You’re growing up.

Thursday, September 13, 2012

chores and memories

I stood there vacuuming and thought of Mother Hildegard. I doubt she’d appreciate the connection. I didn’t think of her because she used to vacuum back at the monastery or because I ever saw her use one, but because the smell that erupted from the dusty old machine I held was the same as the smell of her dusty old car on the day I vacuumed it with Sue. The car was covered in dirt, dust and dog hair—things typical to a several decade old vehicle on a farm—and it was our job to clean it. I remember hitting the seats with a brush and watching the dust explosions. The shining sun, the mist from the hose, the haze of the dust--all disappears as I am back at the entrance of the old house on 15th street, doing my weekly chore after work, smiling quietly about a time not long ago.  

Monday, September 10, 2012


I had known about this date for a while when it arrived. 8/19/12. "I leave the island on 8/19/12," I'd think. I'd be at the monastery for a month, until 8/19/12. I'd leave the day after the fair, 8/19/12. Sunday, 8/19/12. And there it sat on the top of my journal entry--the date I had known would come and bring inescapable change. The day of transition--of ends and new beginnings.

I sat on the ferry that day on a bench seat that intentionally looked forward, thinking my choice had something to say about my attitude. Look ahead. Hold your head high. Go into the future facing forward. Take it head on.

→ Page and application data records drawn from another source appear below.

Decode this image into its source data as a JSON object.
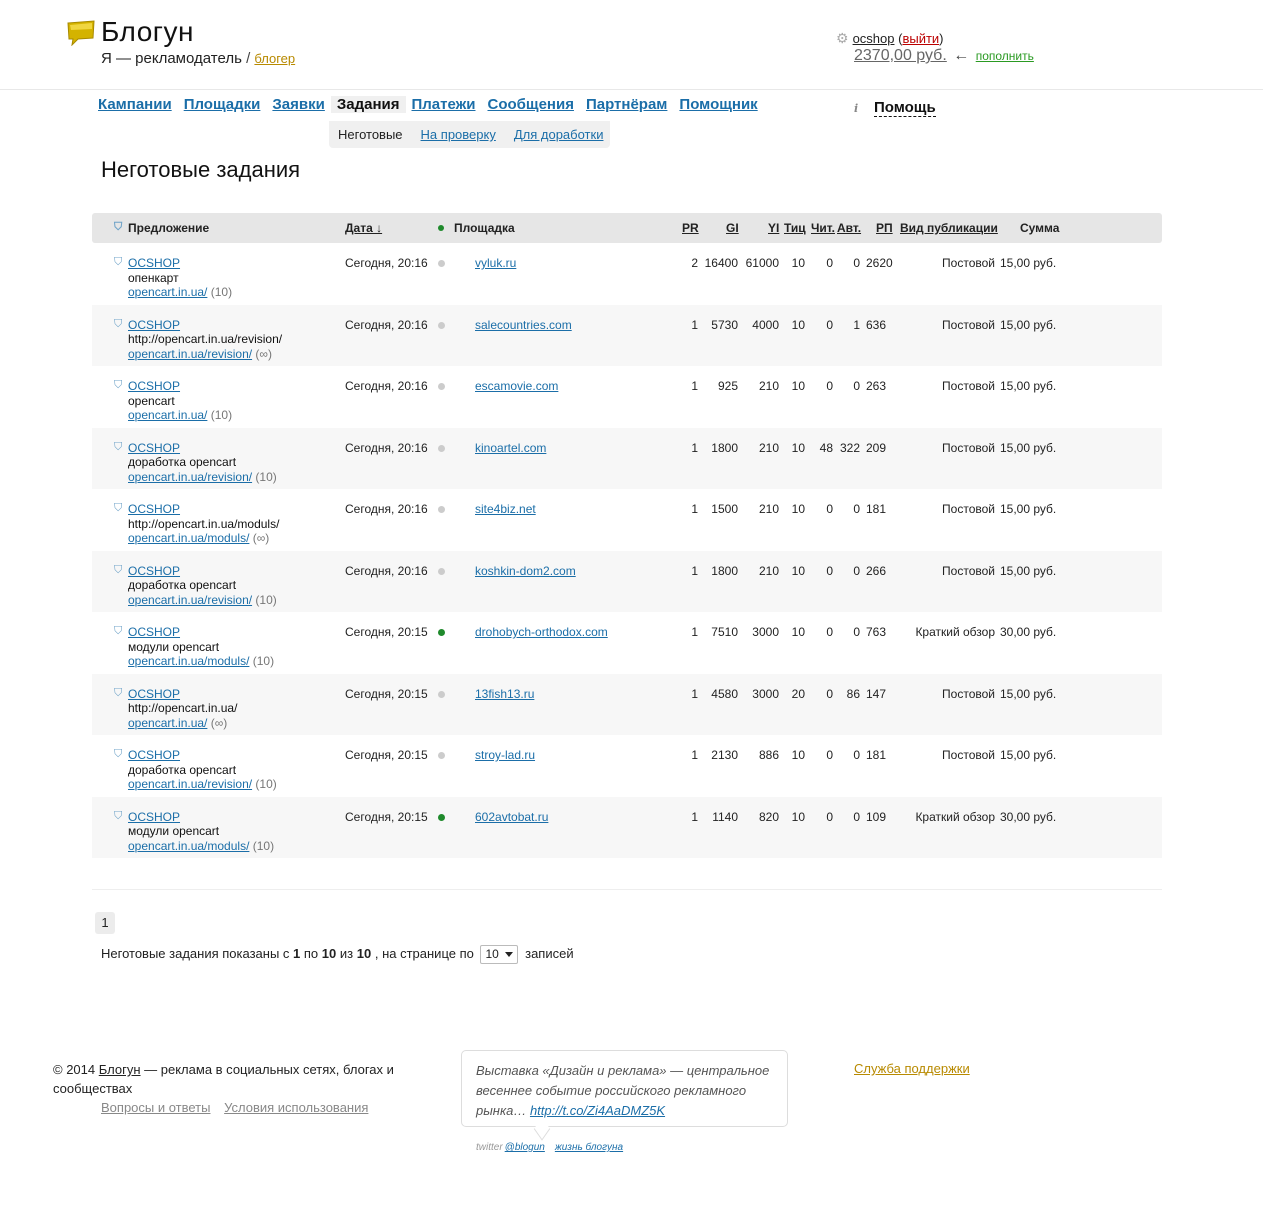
{
  "header": {
    "brand": "Блогун",
    "role_prefix": "Я — рекламодатель",
    "role_sep": "/",
    "role_link": "блогер",
    "username": "ocshop",
    "logout": "выйти",
    "balance": "2370,00 руб.",
    "arrow": "←",
    "topup": "пополнить"
  },
  "nav": {
    "items": [
      "Кампании",
      "Площадки",
      "Заявки",
      "Задания",
      "Платежи",
      "Сообщения",
      "Партнёрам",
      "Помощник"
    ],
    "sub_active": "Неготовые",
    "sub_items": [
      "На проверку",
      "Для доработки"
    ],
    "help_icon": "i",
    "help": "Помощь"
  },
  "page_title": "Неготовые задания",
  "table": {
    "headers": {
      "offer": "Предложение",
      "date": "Дата ↓",
      "site": "Площадка",
      "pr": "PR",
      "gi": "GI",
      "yi": "YI",
      "tic": "Тиц",
      "chit": "Чит.",
      "avt": "Авт.",
      "rp": "РП",
      "vid": "Вид публикации",
      "sum": "Сумма"
    },
    "rows": [
      {
        "offer": "OCSHOP",
        "desc": "опенкарт",
        "url": "opencart.in.ua/",
        "count": "(10)",
        "date": "Сегодня, 20:16",
        "dot": "grey",
        "site": "vyluk.ru",
        "pr": "2",
        "gi": "16400",
        "yi": "61000",
        "tic": "10",
        "chit": "0",
        "avt": "0",
        "rp": "2620",
        "vid": "Постовой",
        "sum": "15,00 руб."
      },
      {
        "offer": "OCSHOP",
        "desc": "http://opencart.in.ua/revision/",
        "url": "opencart.in.ua/revision/",
        "count": "(∞)",
        "date": "Сегодня, 20:16",
        "dot": "grey",
        "site": "salecountries.com",
        "pr": "1",
        "gi": "5730",
        "yi": "4000",
        "tic": "10",
        "chit": "0",
        "avt": "1",
        "rp": "636",
        "vid": "Постовой",
        "sum": "15,00 руб."
      },
      {
        "offer": "OCSHOP",
        "desc": "opencart",
        "url": "opencart.in.ua/",
        "count": "(10)",
        "date": "Сегодня, 20:16",
        "dot": "grey",
        "site": "escamovie.com",
        "pr": "1",
        "gi": "925",
        "yi": "210",
        "tic": "10",
        "chit": "0",
        "avt": "0",
        "rp": "263",
        "vid": "Постовой",
        "sum": "15,00 руб."
      },
      {
        "offer": "OCSHOP",
        "desc": "доработка opencart",
        "url": "opencart.in.ua/revision/",
        "count": "(10)",
        "date": "Сегодня, 20:16",
        "dot": "grey",
        "site": "kinoartel.com",
        "pr": "1",
        "gi": "1800",
        "yi": "210",
        "tic": "10",
        "chit": "48",
        "avt": "322",
        "rp": "209",
        "vid": "Постовой",
        "sum": "15,00 руб."
      },
      {
        "offer": "OCSHOP",
        "desc": "http://opencart.in.ua/moduls/",
        "url": "opencart.in.ua/moduls/",
        "count": "(∞)",
        "date": "Сегодня, 20:16",
        "dot": "grey",
        "site": "site4biz.net",
        "pr": "1",
        "gi": "1500",
        "yi": "210",
        "tic": "10",
        "chit": "0",
        "avt": "0",
        "rp": "181",
        "vid": "Постовой",
        "sum": "15,00 руб."
      },
      {
        "offer": "OCSHOP",
        "desc": "доработка opencart",
        "url": "opencart.in.ua/revision/",
        "count": "(10)",
        "date": "Сегодня, 20:16",
        "dot": "grey",
        "site": "koshkin-dom2.com",
        "pr": "1",
        "gi": "1800",
        "yi": "210",
        "tic": "10",
        "chit": "0",
        "avt": "0",
        "rp": "266",
        "vid": "Постовой",
        "sum": "15,00 руб."
      },
      {
        "offer": "OCSHOP",
        "desc": "модули opencart",
        "url": "opencart.in.ua/moduls/",
        "count": "(10)",
        "date": "Сегодня, 20:15",
        "dot": "green",
        "site": "drohobych-orthodox.com",
        "pr": "1",
        "gi": "7510",
        "yi": "3000",
        "tic": "10",
        "chit": "0",
        "avt": "0",
        "rp": "763",
        "vid": "Краткий обзор",
        "sum": "30,00 руб."
      },
      {
        "offer": "OCSHOP",
        "desc": "http://opencart.in.ua/",
        "url": "opencart.in.ua/",
        "count": "(∞)",
        "date": "Сегодня, 20:15",
        "dot": "grey",
        "site": "13fish13.ru",
        "pr": "1",
        "gi": "4580",
        "yi": "3000",
        "tic": "20",
        "chit": "0",
        "avt": "86",
        "rp": "147",
        "vid": "Постовой",
        "sum": "15,00 руб."
      },
      {
        "offer": "OCSHOP",
        "desc": "доработка opencart",
        "url": "opencart.in.ua/revision/",
        "count": "(10)",
        "date": "Сегодня, 20:15",
        "dot": "grey",
        "site": "stroy-lad.ru",
        "pr": "1",
        "gi": "2130",
        "yi": "886",
        "tic": "10",
        "chit": "0",
        "avt": "0",
        "rp": "181",
        "vid": "Постовой",
        "sum": "15,00 руб."
      },
      {
        "offer": "OCSHOP",
        "desc": "модули opencart",
        "url": "opencart.in.ua/moduls/",
        "count": "(10)",
        "date": "Сегодня, 20:15",
        "dot": "green",
        "site": "602avtobat.ru",
        "pr": "1",
        "gi": "1140",
        "yi": "820",
        "tic": "10",
        "chit": "0",
        "avt": "0",
        "rp": "109",
        "vid": "Краткий обзор",
        "sum": "30,00 руб."
      }
    ]
  },
  "pagination": {
    "page": "1",
    "info_prefix": "Неготовые задания показаны с",
    "from": "1",
    "to_word": "по",
    "to": "10",
    "of_word": "из",
    "total": "10",
    "per_page_word": ", на странице по",
    "per_page": "10",
    "suffix": "записей"
  },
  "footer": {
    "copy_prefix": "© 2014",
    "brand_link": "Блогун",
    "copy_suffix": "— реклама в социальных сетях, блогах и сообществах",
    "faq": "Вопросы и ответы",
    "terms": "Условия использования",
    "tweet_text": "Выставка «Дизайн и реклама» — центральное весеннее событие российского рекламного рынка…",
    "tweet_link": "http://t.co/Zi4AaDMZ5K",
    "twitter_label": "twitter",
    "twitter_handle": "@blogun",
    "life_link": "жизнь блогуна",
    "support": "Служба поддержки"
  },
  "colors": {
    "link": "#1b6ea8",
    "gold_link": "#b88a00",
    "green_dot": "#1f8a2c",
    "header_bg": "#e6e6e6",
    "logo": "#d4b300"
  },
  "icons": [
    "logo-speech-bubble-icon",
    "gear-icon",
    "info-icon",
    "shield-icon",
    "status-dot-icon",
    "select-caret-icon"
  ]
}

But my head betrayed me. My eyes kept looking back. And Shaw Island kept getting smaller and smaller. And Mary Ann and Martha were no longer at the ferry landing, waving goodbye. Sunday mass would start in an hour. My sheets would still be in the dryer. Mother Dilecta would be milking the cow. Guests would arrive. But I was leaving, to go home, to start work, facing forward, on a bench looking ahead, glancing back.